TASK DESCRIPTION
Word for word, copy the entire listing.
*** EXTRACTED DATA ***
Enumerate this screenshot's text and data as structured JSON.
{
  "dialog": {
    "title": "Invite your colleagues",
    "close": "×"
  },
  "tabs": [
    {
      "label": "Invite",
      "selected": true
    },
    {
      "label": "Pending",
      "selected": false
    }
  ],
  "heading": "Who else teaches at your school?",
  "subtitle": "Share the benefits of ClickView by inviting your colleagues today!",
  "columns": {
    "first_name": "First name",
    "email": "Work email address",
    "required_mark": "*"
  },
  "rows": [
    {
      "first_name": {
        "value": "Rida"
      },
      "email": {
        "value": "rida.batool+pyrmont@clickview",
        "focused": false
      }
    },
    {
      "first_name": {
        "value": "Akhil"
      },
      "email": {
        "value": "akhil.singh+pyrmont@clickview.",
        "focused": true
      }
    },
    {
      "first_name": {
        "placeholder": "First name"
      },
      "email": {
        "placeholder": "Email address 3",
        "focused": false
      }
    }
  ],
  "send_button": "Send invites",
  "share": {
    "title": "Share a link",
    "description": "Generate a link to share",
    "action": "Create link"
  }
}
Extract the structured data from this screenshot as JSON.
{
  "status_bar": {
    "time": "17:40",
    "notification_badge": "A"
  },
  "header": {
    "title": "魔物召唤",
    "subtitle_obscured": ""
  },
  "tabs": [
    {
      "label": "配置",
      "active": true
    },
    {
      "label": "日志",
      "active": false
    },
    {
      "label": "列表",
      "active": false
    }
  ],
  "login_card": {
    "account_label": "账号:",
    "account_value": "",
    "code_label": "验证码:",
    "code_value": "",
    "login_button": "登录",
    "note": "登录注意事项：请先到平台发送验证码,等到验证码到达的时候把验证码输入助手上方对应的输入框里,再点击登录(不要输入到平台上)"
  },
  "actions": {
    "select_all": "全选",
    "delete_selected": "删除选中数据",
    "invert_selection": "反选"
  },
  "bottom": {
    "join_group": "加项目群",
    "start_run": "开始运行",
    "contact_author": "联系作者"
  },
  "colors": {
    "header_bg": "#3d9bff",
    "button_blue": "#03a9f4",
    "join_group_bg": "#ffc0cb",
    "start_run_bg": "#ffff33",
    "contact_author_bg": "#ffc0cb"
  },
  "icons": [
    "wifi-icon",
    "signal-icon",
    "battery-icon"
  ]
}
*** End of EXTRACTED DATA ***
SOLUTION FOR THIS PROBLEM
Enumerate this screenshot's text and data as structured JSON.
{
  "dialog": {
    "title": "Invite your colleagues",
    "close": "×"
  },
  "tabs": [
    {
      "label": "Invite",
      "selected": true
    },
    {
      "label": "Pending",
      "selected": false
    }
  ],
  "heading": "Who else teaches at your school?",
  "subtitle": "Share the benefits of ClickView by inviting your colleagues today!",
  "columns": {
    "first_name": "First name",
    "email": "Work email address",
    "required_mark": "*"
  },
  "rows": [
    {
      "first_name": {
        "value": "Rida"
      },
      "email": {
        "value": "rida.batool+pyrmont@clickview",
        "focused": false
      }
    },
    {
      "first_name": {
        "value": "Akhil"
      },
      "email": {
        "value": "akhil.singh+pyrmont@clickview.",
        "focused": true
      }
    },
    {
      "first_name": {
        "placeholder": "First name"
      },
      "email": {
        "placeholder": "Email address 3",
        "focused": false
      }
    }
  ],
  "send_button": "Send invites",
  "share": {
    "title": "Share a link",
    "description": "Generate a link to share",
    "action": "Create link"
  }
}
Extract the structured data from this screenshot as JSON.
{
  "status_bar": {
    "time": "17:40",
    "notification_badge": "A"
  },
  "header": {
    "title": "魔物召唤",
    "subtitle_obscured": ""
  },
  "tabs": [
    {
      "label": "配置",
      "active": true
    },
    {
      "label": "日志",
      "active": false
    },
    {
      "label": "列表",
      "active": false
    }
  ],
  "login_card": {
    "account_label": "账号:",
    "account_value": "",
    "code_label": "验证码:",
    "code_value": "",
    "login_button": "登录",
    "note": "登录注意事项：请先到平台发送验证码,等到验证码到达的时候把验证码输入助手上方对应的输入框里,再点击登录(不要输入到平台上)"
  },
  "actions": {
    "select_all": "全选",
    "delete_selected": "删除选中数据",
    "invert_selection": "反选"
  },
  "bottom": {
    "join_group": "加项目群",
    "start_run": "开始运行",
    "contact_author": "联系作者"
  },
  "colors": {
    "header_bg": "#3d9bff",
    "button_blue": "#03a9f4",
    "join_group_bg": "#ffc0cb",
    "start_run_bg": "#ffff33",
    "contact_author_bg": "#ffc0cb"
  },
  "icons": [
    "wifi-icon",
    "signal-icon",
    "battery-icon"
  ]
}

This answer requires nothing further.